Note: Using the Show Desktop option hides the widget (the developer says this is the operating system's fault), so you'll need to minimize your applications. Here's how I used it: Click on Show Desktop then switch to any other program and minimize it.
The application has a transparent background on which various data is displayed. The current date and time are displayed at the top of the widget, below that is the CPU usage which is displayed as text and a graph that is updated in real-time.
Next is the RAM section which is only displayed in text. You can see the used/total amount of RAM, the top memory, i.e., the program that's using the most memory, along with a counter for page faults/sec.
The widget also lists every drive connected to the computer, with the free/total storage space, percentage of used space and a bar that indicates the used/free space. The read/write speeds of each drive is displayed under its drive bar.
So, how do you access the program's options or exit the widget? Desktop Info's transparent background makes it difficult, you'll need to right click on a visual element in the interface. Try doing this on any of the text that's displayed and a lot of times it just won't work. The simplest way to access the context menu is to right-click on the navigation button (the square button at the bottom) or on one of the drive usage bars, it worked every time for me.
Select the "Configuration" from the context menu, or just open the desktopinfo.ini from the application's directory. This is the only way to edit the program's options. The widget is a floating panel, use the same trick (click and hold on the drive bar) and move it around the screen. It will not remember the position though, so you'll need to set the position manually using the INI file. Desktop Info can be started from the command-line, use the /f parameter to open it as a windowed application, and this one does stay put.
You can edit the font type and size of the text displayed. Each section that you see on the widget is an item, and a set of items form a "Page". You can add up to 9 pages using the configuration INI file. The program's folder also has an advanced.ini which has more pages pre-built, if you want to use this one, just rename it to desktopinfo.ini and delete the other one. There are many more options you can add, like setting a background image as the header, change the colors of the bars, display different metrics, etc. You can read the manual (PDF) for more information on how to customize the widget.
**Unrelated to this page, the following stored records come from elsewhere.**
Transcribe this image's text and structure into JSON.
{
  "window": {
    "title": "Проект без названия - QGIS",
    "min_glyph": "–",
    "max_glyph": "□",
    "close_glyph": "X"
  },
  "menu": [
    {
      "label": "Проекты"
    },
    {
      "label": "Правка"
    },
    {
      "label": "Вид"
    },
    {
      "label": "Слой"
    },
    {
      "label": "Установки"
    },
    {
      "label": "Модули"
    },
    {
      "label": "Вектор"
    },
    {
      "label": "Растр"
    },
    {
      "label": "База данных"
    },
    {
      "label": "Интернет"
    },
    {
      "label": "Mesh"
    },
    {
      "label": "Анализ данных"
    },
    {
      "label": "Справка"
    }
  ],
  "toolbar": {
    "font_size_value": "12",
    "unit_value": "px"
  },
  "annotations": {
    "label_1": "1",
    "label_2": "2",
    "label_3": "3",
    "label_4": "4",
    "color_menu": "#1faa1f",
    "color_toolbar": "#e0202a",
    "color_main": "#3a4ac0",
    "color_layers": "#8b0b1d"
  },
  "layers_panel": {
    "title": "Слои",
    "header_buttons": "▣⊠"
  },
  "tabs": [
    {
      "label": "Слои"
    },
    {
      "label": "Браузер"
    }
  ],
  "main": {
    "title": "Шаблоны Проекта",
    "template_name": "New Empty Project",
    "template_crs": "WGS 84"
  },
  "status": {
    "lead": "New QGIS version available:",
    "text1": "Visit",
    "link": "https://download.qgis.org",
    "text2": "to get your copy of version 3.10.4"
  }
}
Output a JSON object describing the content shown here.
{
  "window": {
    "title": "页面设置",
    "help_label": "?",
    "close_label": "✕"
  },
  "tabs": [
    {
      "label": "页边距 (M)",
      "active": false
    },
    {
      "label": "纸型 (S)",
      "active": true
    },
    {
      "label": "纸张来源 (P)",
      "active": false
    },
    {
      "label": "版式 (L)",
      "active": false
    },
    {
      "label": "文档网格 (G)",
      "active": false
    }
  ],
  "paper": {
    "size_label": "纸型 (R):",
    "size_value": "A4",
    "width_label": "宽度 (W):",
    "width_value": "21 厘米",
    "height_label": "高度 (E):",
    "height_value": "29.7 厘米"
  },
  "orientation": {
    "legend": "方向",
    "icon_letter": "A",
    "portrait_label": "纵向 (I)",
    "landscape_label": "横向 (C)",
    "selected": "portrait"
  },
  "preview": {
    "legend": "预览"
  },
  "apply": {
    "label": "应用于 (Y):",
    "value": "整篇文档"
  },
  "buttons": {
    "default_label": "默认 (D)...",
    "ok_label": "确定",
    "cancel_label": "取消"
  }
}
The memory footprint of Desktop Info is negligible, which makes it very useful for monitoring the system's hardware. This tool isn't meant to monitor your system's thermals, hence not something gamers may need.
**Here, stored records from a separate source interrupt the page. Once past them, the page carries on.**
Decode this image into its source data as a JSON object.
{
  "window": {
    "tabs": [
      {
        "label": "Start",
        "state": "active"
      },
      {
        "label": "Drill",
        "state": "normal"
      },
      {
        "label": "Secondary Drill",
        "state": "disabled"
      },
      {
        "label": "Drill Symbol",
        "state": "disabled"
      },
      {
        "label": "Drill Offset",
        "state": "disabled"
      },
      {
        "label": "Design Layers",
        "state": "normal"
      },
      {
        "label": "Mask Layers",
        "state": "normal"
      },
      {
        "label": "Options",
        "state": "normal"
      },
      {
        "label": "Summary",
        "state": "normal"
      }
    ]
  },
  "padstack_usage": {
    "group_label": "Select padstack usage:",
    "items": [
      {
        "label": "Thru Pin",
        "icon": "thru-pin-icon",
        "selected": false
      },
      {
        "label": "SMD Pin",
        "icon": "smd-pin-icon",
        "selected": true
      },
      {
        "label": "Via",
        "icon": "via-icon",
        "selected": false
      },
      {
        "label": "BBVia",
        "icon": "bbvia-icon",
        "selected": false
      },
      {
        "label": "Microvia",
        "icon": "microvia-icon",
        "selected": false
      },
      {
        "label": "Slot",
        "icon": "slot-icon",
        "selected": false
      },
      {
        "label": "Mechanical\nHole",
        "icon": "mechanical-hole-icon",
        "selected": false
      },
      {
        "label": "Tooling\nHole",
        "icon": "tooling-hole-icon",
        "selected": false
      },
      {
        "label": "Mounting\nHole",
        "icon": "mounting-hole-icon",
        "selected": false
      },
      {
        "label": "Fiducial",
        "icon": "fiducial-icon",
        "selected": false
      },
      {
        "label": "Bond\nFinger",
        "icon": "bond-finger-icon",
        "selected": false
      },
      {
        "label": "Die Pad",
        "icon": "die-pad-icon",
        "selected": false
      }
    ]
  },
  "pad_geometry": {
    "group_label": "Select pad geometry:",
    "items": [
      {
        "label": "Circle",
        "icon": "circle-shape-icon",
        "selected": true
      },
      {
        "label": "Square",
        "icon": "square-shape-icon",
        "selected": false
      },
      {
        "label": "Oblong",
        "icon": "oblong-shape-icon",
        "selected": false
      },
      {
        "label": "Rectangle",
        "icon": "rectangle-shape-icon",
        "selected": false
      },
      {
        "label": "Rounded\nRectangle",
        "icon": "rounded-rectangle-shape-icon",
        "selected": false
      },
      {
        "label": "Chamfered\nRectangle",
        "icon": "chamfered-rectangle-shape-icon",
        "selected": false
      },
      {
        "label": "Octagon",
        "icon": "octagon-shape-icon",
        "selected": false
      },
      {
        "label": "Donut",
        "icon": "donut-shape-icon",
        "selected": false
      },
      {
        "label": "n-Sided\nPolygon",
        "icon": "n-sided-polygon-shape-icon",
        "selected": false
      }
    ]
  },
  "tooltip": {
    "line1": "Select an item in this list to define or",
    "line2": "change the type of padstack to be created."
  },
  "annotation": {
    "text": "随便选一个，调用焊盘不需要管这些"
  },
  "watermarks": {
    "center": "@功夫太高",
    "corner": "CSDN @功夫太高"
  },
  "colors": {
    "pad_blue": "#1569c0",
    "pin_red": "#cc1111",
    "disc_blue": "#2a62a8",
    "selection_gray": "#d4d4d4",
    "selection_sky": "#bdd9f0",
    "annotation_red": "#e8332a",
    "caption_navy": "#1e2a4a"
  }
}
The application was created by Glenn Delahoy, the developer of Snappy Driver Installer Origin.
I’m sure it’s useful, but man that’s fugly! Looks like a Conky setups you get on some of those ultra-lightweight/small-footprint Linux distros meant for legacy hardware.
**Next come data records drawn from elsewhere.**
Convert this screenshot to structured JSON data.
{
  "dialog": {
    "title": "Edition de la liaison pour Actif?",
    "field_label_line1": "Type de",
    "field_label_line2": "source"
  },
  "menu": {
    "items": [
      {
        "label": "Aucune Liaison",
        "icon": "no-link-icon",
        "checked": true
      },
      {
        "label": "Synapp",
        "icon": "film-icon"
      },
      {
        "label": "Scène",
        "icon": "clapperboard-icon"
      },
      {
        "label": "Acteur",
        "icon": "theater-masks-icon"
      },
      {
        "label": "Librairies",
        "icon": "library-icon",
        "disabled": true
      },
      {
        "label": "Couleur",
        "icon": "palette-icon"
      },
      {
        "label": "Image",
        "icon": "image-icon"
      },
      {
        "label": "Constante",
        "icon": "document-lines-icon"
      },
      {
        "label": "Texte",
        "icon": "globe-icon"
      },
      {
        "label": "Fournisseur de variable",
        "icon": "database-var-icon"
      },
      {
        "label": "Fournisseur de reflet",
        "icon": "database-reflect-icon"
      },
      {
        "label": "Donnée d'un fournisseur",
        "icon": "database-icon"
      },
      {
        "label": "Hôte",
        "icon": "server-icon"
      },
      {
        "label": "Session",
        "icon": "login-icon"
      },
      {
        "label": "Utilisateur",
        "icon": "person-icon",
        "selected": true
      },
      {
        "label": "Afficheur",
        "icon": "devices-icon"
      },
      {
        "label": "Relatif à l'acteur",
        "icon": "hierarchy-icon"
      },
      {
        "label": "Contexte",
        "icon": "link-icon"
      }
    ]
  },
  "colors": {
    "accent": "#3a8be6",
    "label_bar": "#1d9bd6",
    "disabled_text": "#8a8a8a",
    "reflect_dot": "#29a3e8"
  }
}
I think that it could be a good idea to mention systematically basic license information (at least, is it libre of proprietary ?) in the summary box about software you review. I often have to search for that information somewhere else because I try to avoid proprietary software when there are good libre alternatives and I suppose that I am not the only one.
IÂ´m really happy with Sidebar-Diagnostics… so why should I use closed source?
Yep, I second what AI CiD said: Sidebar Diagnostics is a far better solution. It looks great, shows more information, and is customisable.
Desktop Info looks like screenshots of a DOS program from the 90s.
Surprised there is no mention of Rainmeter. It is free, has many gadgets, can connect to the internet, and is fully customizable.